- [WORK TO COMPLETE]: Every record must be reproduced exactly. Leave none out.

- [RECORDS FOR THE EXERCISE]:
Start of Block
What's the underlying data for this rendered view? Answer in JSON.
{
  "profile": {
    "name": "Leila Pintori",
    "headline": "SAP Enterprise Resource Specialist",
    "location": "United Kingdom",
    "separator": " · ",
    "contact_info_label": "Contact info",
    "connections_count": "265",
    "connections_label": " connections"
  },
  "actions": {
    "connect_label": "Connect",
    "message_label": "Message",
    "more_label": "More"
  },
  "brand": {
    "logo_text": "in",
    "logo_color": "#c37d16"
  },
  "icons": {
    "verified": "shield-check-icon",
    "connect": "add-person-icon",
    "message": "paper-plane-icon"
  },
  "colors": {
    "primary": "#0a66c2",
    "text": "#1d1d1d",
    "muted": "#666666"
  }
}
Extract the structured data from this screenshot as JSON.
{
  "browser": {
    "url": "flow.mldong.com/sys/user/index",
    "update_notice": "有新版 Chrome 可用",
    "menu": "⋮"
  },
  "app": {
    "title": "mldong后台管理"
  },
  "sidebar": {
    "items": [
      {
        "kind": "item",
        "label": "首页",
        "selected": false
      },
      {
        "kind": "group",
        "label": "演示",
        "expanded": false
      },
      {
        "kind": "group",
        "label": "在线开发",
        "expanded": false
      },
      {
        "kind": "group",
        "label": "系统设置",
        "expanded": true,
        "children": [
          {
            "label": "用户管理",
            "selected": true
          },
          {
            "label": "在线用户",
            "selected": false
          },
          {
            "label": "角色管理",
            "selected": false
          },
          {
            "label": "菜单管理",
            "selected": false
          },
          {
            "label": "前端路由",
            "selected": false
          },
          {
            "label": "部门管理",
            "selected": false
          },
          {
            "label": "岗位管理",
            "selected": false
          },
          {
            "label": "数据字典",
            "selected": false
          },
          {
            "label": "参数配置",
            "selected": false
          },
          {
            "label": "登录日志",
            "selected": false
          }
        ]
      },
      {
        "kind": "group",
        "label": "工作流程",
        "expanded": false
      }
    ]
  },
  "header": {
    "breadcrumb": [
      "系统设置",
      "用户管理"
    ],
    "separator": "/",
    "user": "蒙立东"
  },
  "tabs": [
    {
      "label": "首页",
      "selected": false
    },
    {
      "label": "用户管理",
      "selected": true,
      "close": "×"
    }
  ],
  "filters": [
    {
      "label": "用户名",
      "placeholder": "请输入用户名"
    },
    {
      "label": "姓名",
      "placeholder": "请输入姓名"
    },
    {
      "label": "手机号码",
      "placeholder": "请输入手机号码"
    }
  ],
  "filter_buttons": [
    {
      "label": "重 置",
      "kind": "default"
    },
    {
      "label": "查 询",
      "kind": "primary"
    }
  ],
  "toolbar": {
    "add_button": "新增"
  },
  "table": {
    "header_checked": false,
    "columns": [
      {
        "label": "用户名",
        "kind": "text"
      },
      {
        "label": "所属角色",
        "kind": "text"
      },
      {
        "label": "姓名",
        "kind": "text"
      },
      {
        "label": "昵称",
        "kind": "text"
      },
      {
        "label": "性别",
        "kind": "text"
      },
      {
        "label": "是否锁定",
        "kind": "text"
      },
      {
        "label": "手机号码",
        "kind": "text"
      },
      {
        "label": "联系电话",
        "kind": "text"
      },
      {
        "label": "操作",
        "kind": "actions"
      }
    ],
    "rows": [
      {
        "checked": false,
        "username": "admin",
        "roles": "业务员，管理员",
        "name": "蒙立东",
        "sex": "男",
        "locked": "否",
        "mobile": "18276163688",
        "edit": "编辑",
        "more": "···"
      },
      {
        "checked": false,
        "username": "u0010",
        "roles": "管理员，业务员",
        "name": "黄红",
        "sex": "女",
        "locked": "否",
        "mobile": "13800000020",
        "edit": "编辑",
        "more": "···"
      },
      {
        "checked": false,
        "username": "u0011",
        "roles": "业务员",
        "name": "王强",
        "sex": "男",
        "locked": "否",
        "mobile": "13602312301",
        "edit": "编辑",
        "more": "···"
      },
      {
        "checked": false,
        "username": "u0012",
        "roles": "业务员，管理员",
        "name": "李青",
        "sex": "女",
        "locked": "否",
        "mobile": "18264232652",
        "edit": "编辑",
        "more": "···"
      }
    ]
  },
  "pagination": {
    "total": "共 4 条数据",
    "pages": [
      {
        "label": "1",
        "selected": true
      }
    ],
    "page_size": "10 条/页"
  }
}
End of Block
- [ANSWER TO THIS TASK]:
What's the underlying data for this rendered view? Answer in JSON.
{
  "profile": {
    "name": "Leila Pintori",
    "headline": "SAP Enterprise Resource Specialist",
    "location": "United Kingdom",
    "separator": " · ",
    "contact_info_label": "Contact info",
    "connections_count": "265",
    "connections_label": " connections"
  },
  "actions": {
    "connect_label": "Connect",
    "message_label": "Message",
    "more_label": "More"
  },
  "brand": {
    "logo_text": "in",
    "logo_color": "#c37d16"
  },
  "icons": {
    "verified": "shield-check-icon",
    "connect": "add-person-icon",
    "message": "paper-plane-icon"
  },
  "colors": {
    "primary": "#0a66c2",
    "text": "#1d1d1d",
    "muted": "#666666"
  }
}
Extract the structured data from this screenshot as JSON.
{
  "browser": {
    "url": "flow.mldong.com/sys/user/index",
    "update_notice": "有新版 Chrome 可用",
    "menu": "⋮"
  },
  "app": {
    "title": "mldong后台管理"
  },
  "sidebar": {
    "items": [
      {
        "kind": "item",
        "label": "首页",
        "selected": false
      },
      {
        "kind": "group",
        "label": "演示",
        "expanded": false
      },
      {
        "kind": "group",
        "label": "在线开发",
        "expanded": false
      },
      {
        "kind": "group",
        "label": "系统设置",
        "expanded": true,
        "children": [
          {
            "label": "用户管理",
            "selected": true
          },
          {
            "label": "在线用户",
            "selected": false
          },
          {
            "label": "角色管理",
            "selected": false
          },
          {
            "label": "菜单管理",
            "selected": false
          },
          {
            "label": "前端路由",
            "selected": false
          },
          {
            "label": "部门管理",
            "selected": false
          },
          {
            "label": "岗位管理",
            "selected": false
          },
          {
            "label": "数据字典",
            "selected": false
          },
          {
            "label": "参数配置",
            "selected": false
          },
          {
            "label": "登录日志",
            "selected": false
          }
        ]
      },
      {
        "kind": "group",
        "label": "工作流程",
        "expanded": false
      }
    ]
  },
  "header": {
    "breadcrumb": [
      "系统设置",
      "用户管理"
    ],
    "separator": "/",
    "user": "蒙立东"
  },
  "tabs": [
    {
      "label": "首页",
      "selected": false
    },
    {
      "label": "用户管理",
      "selected": true,
      "close": "×"
    }
  ],
  "filters": [
    {
      "label": "用户名",
      "placeholder": "请输入用户名"
    },
    {
      "label": "姓名",
      "placeholder": "请输入姓名"
    },
    {
      "label": "手机号码",
      "placeholder": "请输入手机号码"
    }
  ],
  "filter_buttons": [
    {
      "label": "重 置",
      "kind": "default"
    },
    {
      "label": "查 询",
      "kind": "primary"
    }
  ],
  "toolbar": {
    "add_button": "新增"
  },
  "table": {
    "header_checked": false,
    "columns": [
      {
        "label": "用户名",
        "kind": "text"
      },
      {
        "label": "所属角色",
        "kind": "text"
      },
      {
        "label": "姓名",
        "kind": "text"
      },
      {
        "label": "昵称",
        "kind": "text"
      },
      {
        "label": "性别",
        "kind": "text"
      },
      {
        "label": "是否锁定",
        "kind": "text"
      },
      {
        "label": "手机号码",
        "kind": "text"
      },
      {
        "label": "联系电话",
        "kind": "text"
      },
      {
        "label": "操作",
        "kind": "actions"
      }
    ],
    "rows": [
      {
        "checked": false,
        "username": "admin",
        "roles": "业务员，管理员",
        "name": "蒙立东",
        "sex": "男",
        "locked": "否",
        "mobile": "18276163688",
        "edit": "编辑",
        "more": "···"
      },
      {
        "checked": false,
        "username": "u0010",
        "roles": "管理员，业务员",
        "name": "黄红",
        "sex": "女",
        "locked": "否",
        "mobile": "13800000020",
        "edit": "编辑",
        "more": "···"
      },
      {
        "checked": false,
        "username": "u0011",
        "roles": "业务员",
        "name": "王强",
        "sex": "男",
        "locked": "否",
        "mobile": "13602312301",
        "edit": "编辑",
        "more": "···"
      },
      {
        "checked": false,
        "username": "u0012",
        "roles": "业务员，管理员",
        "name": "李青",
        "sex": "女",
        "locked": "否",
        "mobile": "18264232652",
        "edit": "编辑",
        "more": "···"
      }
    ]
  },
  "pagination": {
    "total": "共 4 条数据",
    "pages": [
      {
        "label": "1",
        "selected": true
      }
    ],
    "page_size": "10 条/页"
  }
}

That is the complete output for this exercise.